> _DATA SECTION_:

——

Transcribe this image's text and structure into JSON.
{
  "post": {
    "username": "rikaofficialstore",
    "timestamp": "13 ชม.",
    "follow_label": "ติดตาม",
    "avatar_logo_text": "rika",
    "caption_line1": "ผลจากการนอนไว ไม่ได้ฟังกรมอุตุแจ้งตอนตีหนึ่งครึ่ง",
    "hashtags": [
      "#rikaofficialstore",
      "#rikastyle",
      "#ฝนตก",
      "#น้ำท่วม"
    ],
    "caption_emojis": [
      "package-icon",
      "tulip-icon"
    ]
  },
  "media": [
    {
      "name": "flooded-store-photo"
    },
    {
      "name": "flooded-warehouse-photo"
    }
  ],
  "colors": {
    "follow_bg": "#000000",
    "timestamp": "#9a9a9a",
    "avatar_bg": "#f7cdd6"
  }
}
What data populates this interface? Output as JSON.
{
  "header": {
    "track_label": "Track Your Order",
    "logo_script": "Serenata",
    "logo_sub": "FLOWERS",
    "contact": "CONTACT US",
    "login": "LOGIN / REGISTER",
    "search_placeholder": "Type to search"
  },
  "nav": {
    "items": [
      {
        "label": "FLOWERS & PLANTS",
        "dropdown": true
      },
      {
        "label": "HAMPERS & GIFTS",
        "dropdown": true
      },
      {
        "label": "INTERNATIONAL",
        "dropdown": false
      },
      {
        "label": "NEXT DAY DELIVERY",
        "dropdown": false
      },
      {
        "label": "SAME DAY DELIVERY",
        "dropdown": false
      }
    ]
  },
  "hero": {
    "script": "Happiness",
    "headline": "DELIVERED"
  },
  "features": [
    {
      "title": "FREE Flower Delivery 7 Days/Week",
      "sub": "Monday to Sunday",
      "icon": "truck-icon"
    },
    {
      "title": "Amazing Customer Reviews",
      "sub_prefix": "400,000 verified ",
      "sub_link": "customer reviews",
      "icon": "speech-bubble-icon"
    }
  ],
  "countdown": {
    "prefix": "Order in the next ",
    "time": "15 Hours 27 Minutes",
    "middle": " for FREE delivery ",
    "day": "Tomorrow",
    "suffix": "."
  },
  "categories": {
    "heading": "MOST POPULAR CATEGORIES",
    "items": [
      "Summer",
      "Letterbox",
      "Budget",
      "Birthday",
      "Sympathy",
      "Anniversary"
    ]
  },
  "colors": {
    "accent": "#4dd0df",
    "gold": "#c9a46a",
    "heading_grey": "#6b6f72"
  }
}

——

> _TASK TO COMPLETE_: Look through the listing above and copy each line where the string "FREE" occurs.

> _EXERCISE RESPONSE_:
      "title": "FREE Flower Delivery 7 Days/Week",
    "middle": " for FREE delivery ",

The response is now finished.